══ Data extract ══

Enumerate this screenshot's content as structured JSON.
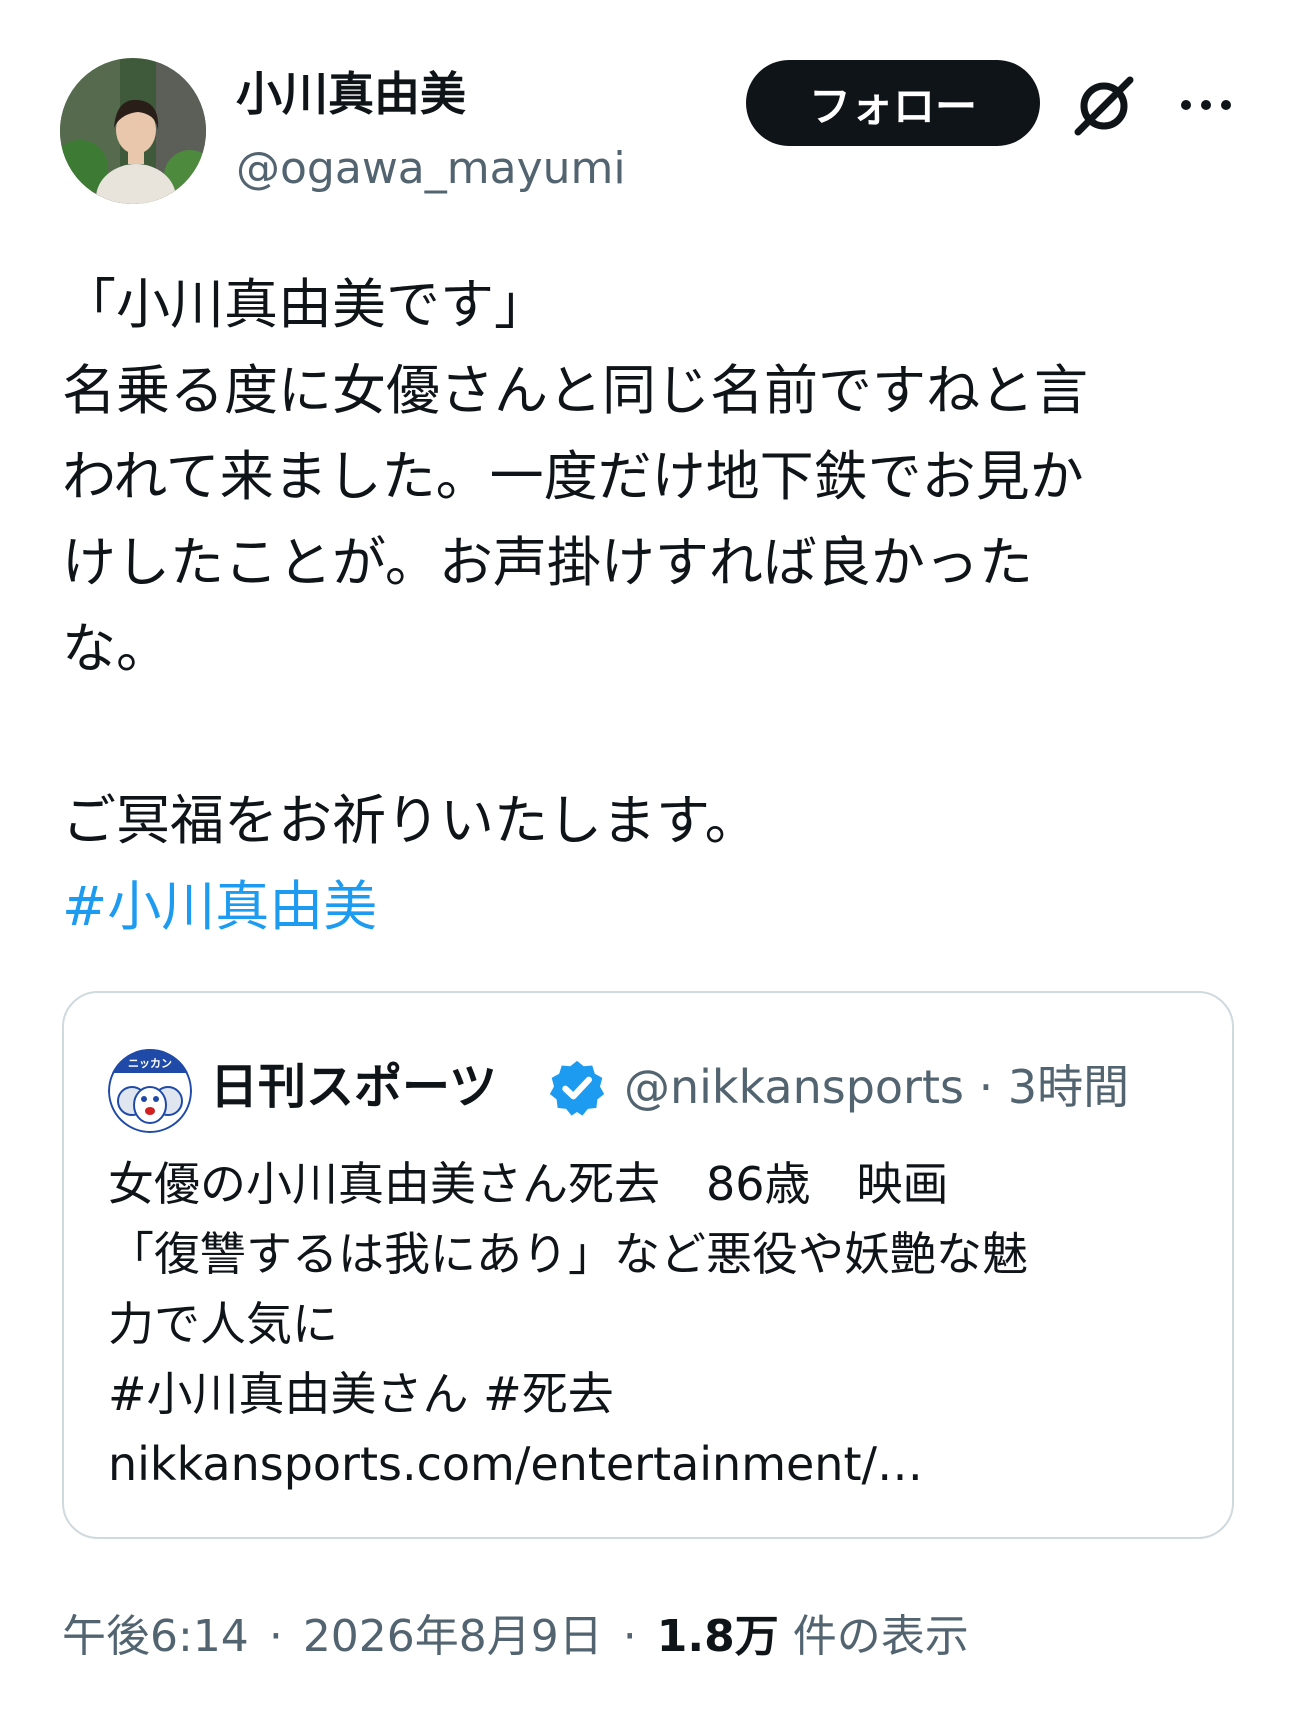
{
  "author": {
    "display_name": "小川真由美",
    "handle": "@ogawa_mayumi",
    "avatar_icon": "user-avatar-photo"
  },
  "header": {
    "follow_label": "フォロー",
    "grok_icon": "grok-icon",
    "more_icon": "more-dots-icon"
  },
  "tweet": {
    "lines": [
      "「小川真由美です」",
      "名乗る度に女優さんと同じ名前ですねと言",
      "われて来ました。一度だけ地下鉄でお見か",
      "けしたことが。お声掛けすれば良かった",
      "な。",
      "ご冥福をお祈りいたします。"
    ],
    "hashtag": "#小川真由美"
  },
  "quote": {
    "display_name": "日刊スポーツ",
    "handle": "@nikkansports",
    "separator": "·",
    "time": "3時間",
    "verified_icon": "verified-badge-icon",
    "avatar_icon": "nikkan-logo",
    "avatar_text": "ニッカン",
    "lines": [
      "女優の小川真由美さん死去　86歳　映画",
      "「復讐するは我にあり」など悪役や妖艶な魅",
      "力で人気に",
      "#小川真由美さん #死去",
      "nikkansports.com/entertainment/…"
    ]
  },
  "meta": {
    "time": "午後6:14",
    "separator": "·",
    "date": "2026年8月9日",
    "views_count": "1.8万",
    "views_label": "件の表示"
  },
  "colors": {
    "text": "#0f1419",
    "secondary": "#536471",
    "link": "#1d9bf0",
    "border": "#cfd9de",
    "button_bg": "#0f1419"
  }
}
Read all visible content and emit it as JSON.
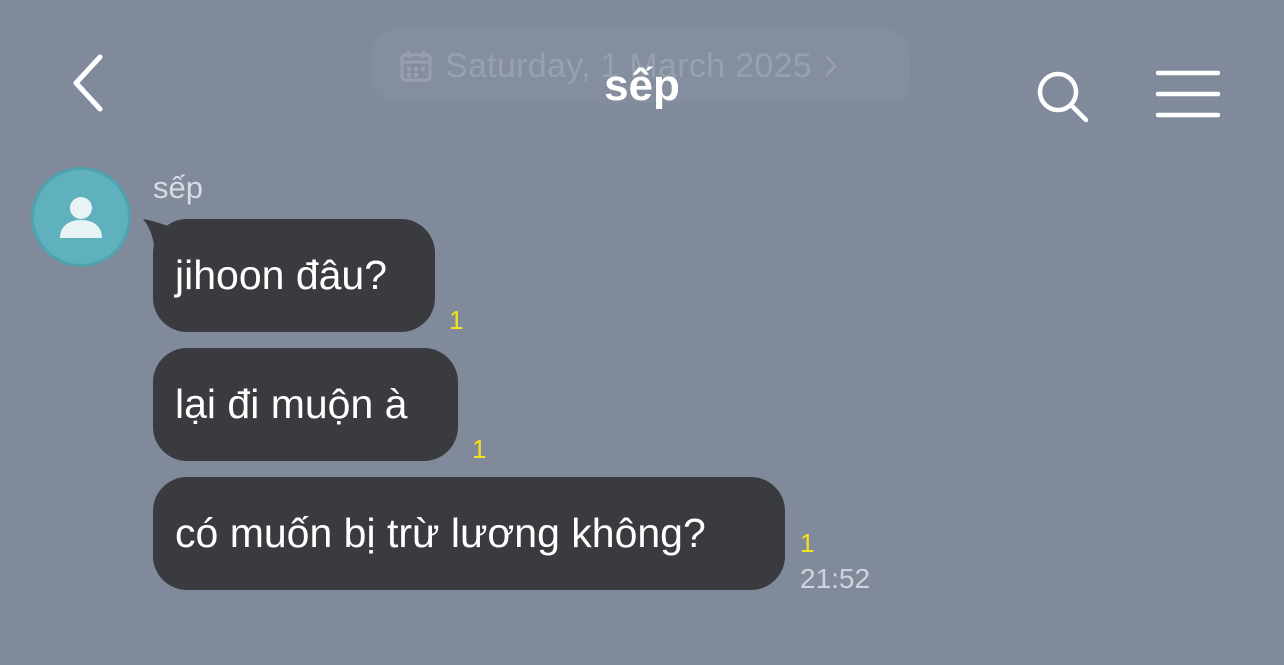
{
  "header": {
    "title": "sếp",
    "date_banner": "Saturday, 1 March 2025",
    "icons": {
      "back": "chevron-left-icon",
      "calendar": "calendar-icon",
      "date_chevron": "chevron-right-icon",
      "search": "search-icon",
      "menu": "hamburger-menu-icon"
    }
  },
  "conversation": {
    "sender": "sếp",
    "avatar_icon": "person-icon",
    "avatar_color": "#5eb1bd",
    "messages": [
      {
        "text": "jihoon đâu?",
        "unread": "1"
      },
      {
        "text": "lại đi muộn à",
        "unread": "1"
      },
      {
        "text": "có muốn bị trừ lương không?",
        "unread": "1",
        "time": "21:52"
      }
    ]
  },
  "colors": {
    "background": "#808a9b",
    "bubble": "#3a3b3f",
    "unread": "#f4e21b"
  }
}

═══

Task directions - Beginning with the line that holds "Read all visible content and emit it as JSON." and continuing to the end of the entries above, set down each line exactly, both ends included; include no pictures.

Exercise solution -
Read all visible content and emit it as JSON.
{
  "header": {
    "title": "sếp",
    "date_banner": "Saturday, 1 March 2025",
    "icons": {
      "back": "chevron-left-icon",
      "calendar": "calendar-icon",
      "date_chevron": "chevron-right-icon",
      "search": "search-icon",
      "menu": "hamburger-menu-icon"
    }
  },
  "conversation": {
    "sender": "sếp",
    "avatar_icon": "person-icon",
    "avatar_color": "#5eb1bd",
    "messages": [
      {
        "text": "jihoon đâu?",
        "unread": "1"
      },
      {
        "text": "lại đi muộn à",
        "unread": "1"
      },
      {
        "text": "có muốn bị trừ lương không?",
        "unread": "1",
        "time": "21:52"
      }
    ]
  },
  "colors": {
    "background": "#808a9b",
    "bubble": "#3a3b3f",
    "unread": "#f4e21b"
  }
}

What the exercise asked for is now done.